‘It’s Definitely Pretty Empty’: Why Saving WeWork Will Be Hard

In a statement, a WeWork executive said that given enough time, his company’s prime office spaces would be successful.

“Location and market maturity play a significant role in driving building occupancy and profitability, which we are highly focused on under our new direction,” said Nick Worswick, global head of sales at WeWork. “We look forward to delivering an even better workplace experience for our members.”

Indeed, having more streamlined operations could lead to considerable savings.

With the departure of Mr. Neumann, whom SoftBank agreed to hire as a consultant for four years at a cost of $185 million, WeWork may no longer veer into projects that distracted staff and cost the company money. Under him, WeWork set up a private school in Manhattan, WeGrow, which was run by his wife and which the company plans to shut down. It also recently scrapped a plan to expand its residential offering, WeLive, into Seattle.

And new management may save money simply by not engaging in costly acquisitions. WeWork paid $43 million for Spacious, a small co-working company, this year, according to deal documents reviewed by The New York Times. Spacious’s expenses far exceeded its revenue, according to financial statements.

The company might also have to do away with another expensive business practice — offering deep discounts to lure tenants.

Jamie Hodari, chief executive of Industrious, a rival co-working business, said Mr. Neumann had tried hard to tempt his customers away. In 2017, Mr. Hodari said, he flew to Atlanta with Mr. Neumann on a corporate jet — a luxury that few start-up executives enjoy. During the flight, Mr. Neumann asked to speak to him alone, Mr. Hodari said. What came next seemed as if it had been ripped from a made-for-TV drama: Mr. Neumann told him that he was going to “bury” Industrious, Mr. Hodari said.

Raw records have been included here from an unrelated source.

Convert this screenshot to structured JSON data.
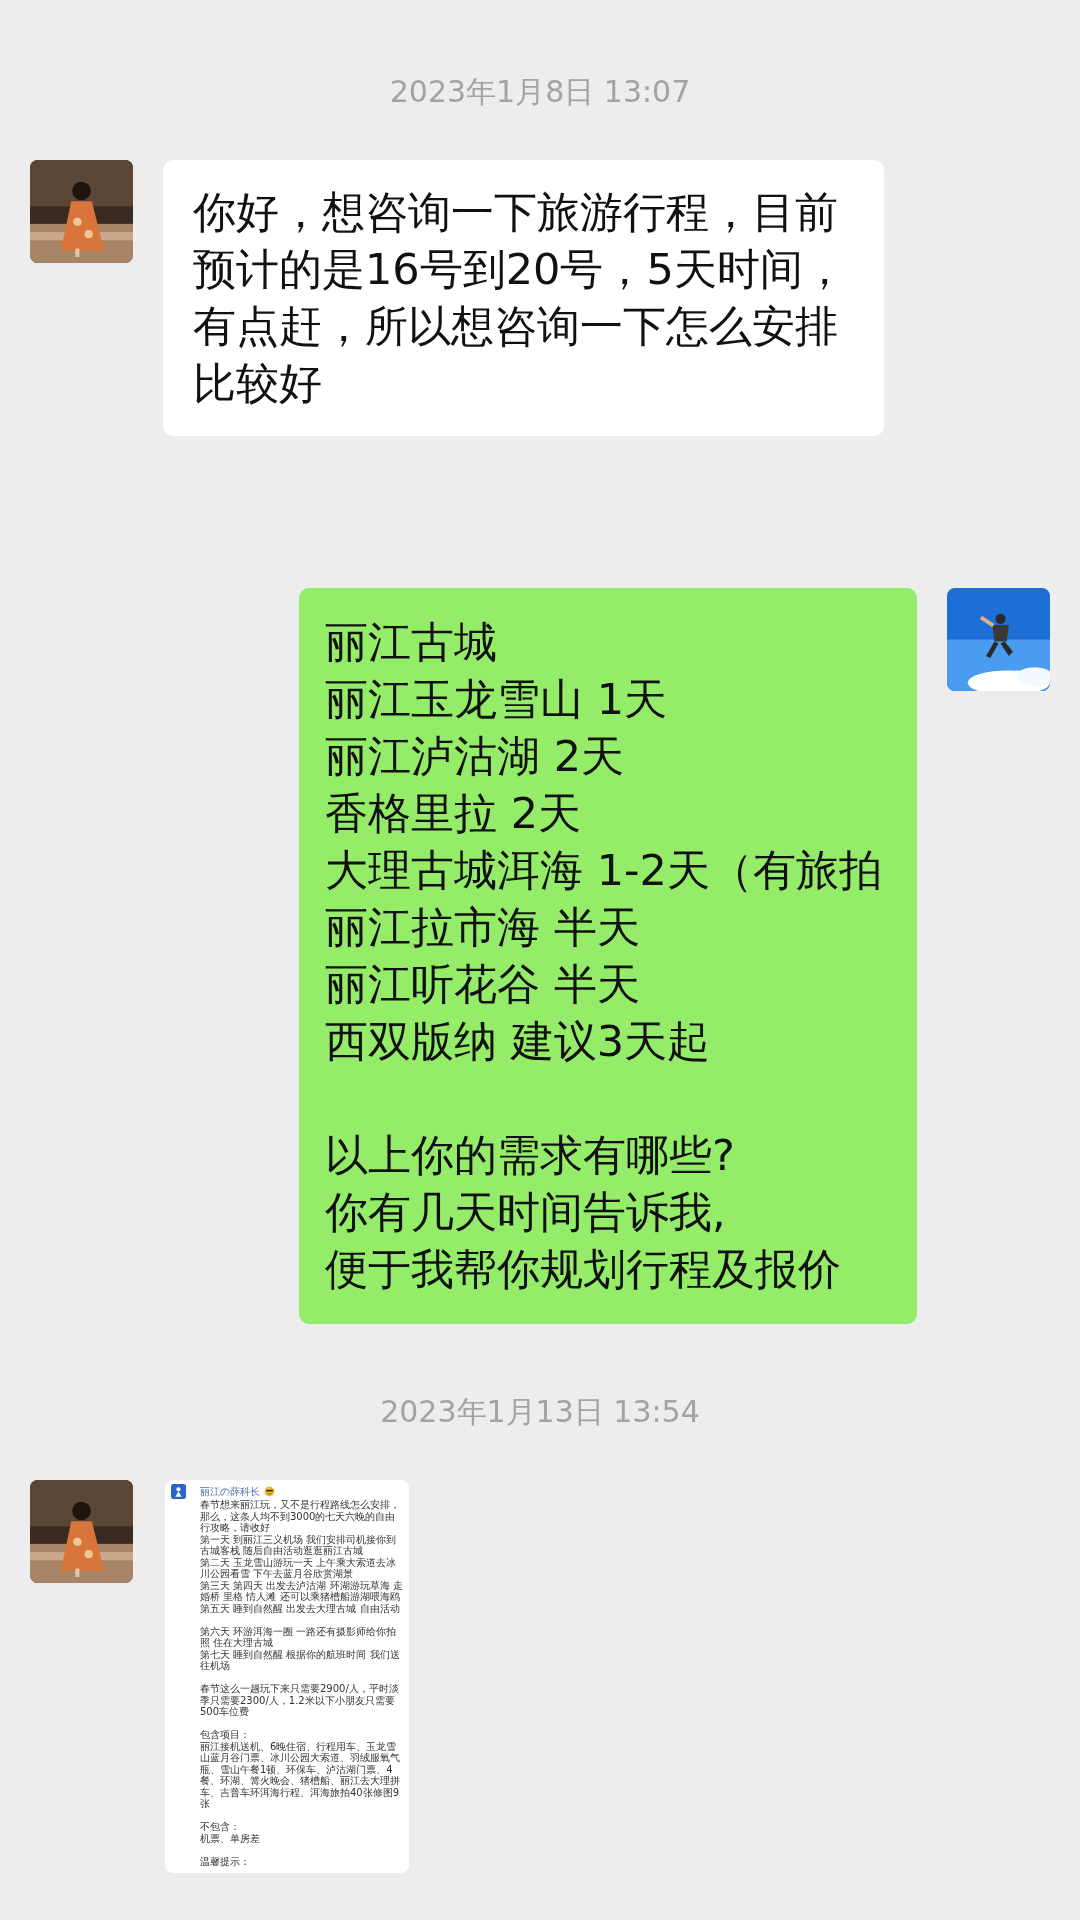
{
  "messages": [
    {
      "kind": "time",
      "text": "2023年1月8日 13:07"
    },
    {
      "kind": "text",
      "outgoing": false,
      "lines": [
        "你好，想咨询一下旅游行程，目前预计的是16号到20号，5天时间，有点赶，所以想咨询一下怎么安排比较好"
      ]
    },
    {
      "kind": "text",
      "outgoing": true,
      "lines": [
        "丽江古城",
        "丽江玉龙雪山 1天",
        "丽江泸沽湖 2天",
        "香格里拉 2天",
        "大理古城洱海 1-2天（有旅拍",
        "丽江拉市海 半天",
        "丽江听花谷 半天",
        "西双版纳 建议3天起"
      ],
      "lines_after_gap": [
        "以上你的需求有哪些?",
        "你有几天时间告诉我,",
        "便于我帮你规划行程及报价"
      ]
    },
    {
      "kind": "time",
      "text": "2023年1月13日 13:54"
    },
    {
      "outgoing": false,
      "sender": "丽江の薛科长",
      "blocks": [
        [
          "春节想来丽江玩，又不是行程路线怎么安排，那么，这条人均不到3000的七天六晚的自由行攻略，请收好",
          "第一天 到丽江三义机场 我们安排司机接你到古城客栈 随后自由活动逛逛丽江古城",
          "第二天 玉龙雪山游玩一天 上午乘大索道去冰川公园看雪 下午去蓝月谷欣赏湖景",
          "第三天 第四天 出发去泸沽湖 环湖游玩草海 走婚桥 里格 情人滩 还可以乘猪槽船游湖喂海鸥",
          "第五天 睡到自然醒 出发去大理古城 自由活动"
        ],
        [
          "第六天 环游洱海一圈 一路还有摄影师给你拍照 住在大理古城",
          "第七天 睡到自然醒 根据你的航班时间 我们送往机场"
        ],
        [
          "春节这么一趟玩下来只需要2900/人，平时淡季只需要2300/人，1.2米以下小朋友只需要500车位费"
        ],
        [
          "包含项目：",
          "丽江接机送机、6晚住宿、行程用车、玉龙雪山蓝月谷门票、冰川公园大索道、羽绒服氧气瓶、雪山午餐1顿、环保车、泸沽湖门票、4餐、环湖、篝火晚会、猪槽船、丽江去大理拼车、吉普车环洱海行程、洱海旅拍40张修图9张"
        ],
        [
          "不包含：",
          "机票、单房差"
        ],
        [
          "温馨提示："
        ]
      ]
    }
  ]
}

First, Mr. Neumann said he would offer a year’s free rent at WeWork to Industrious customers, according to Mr. Hodari. If any stayed at Industrious, he would offer them two years free, and if any remained after that, the free period would go up to three years.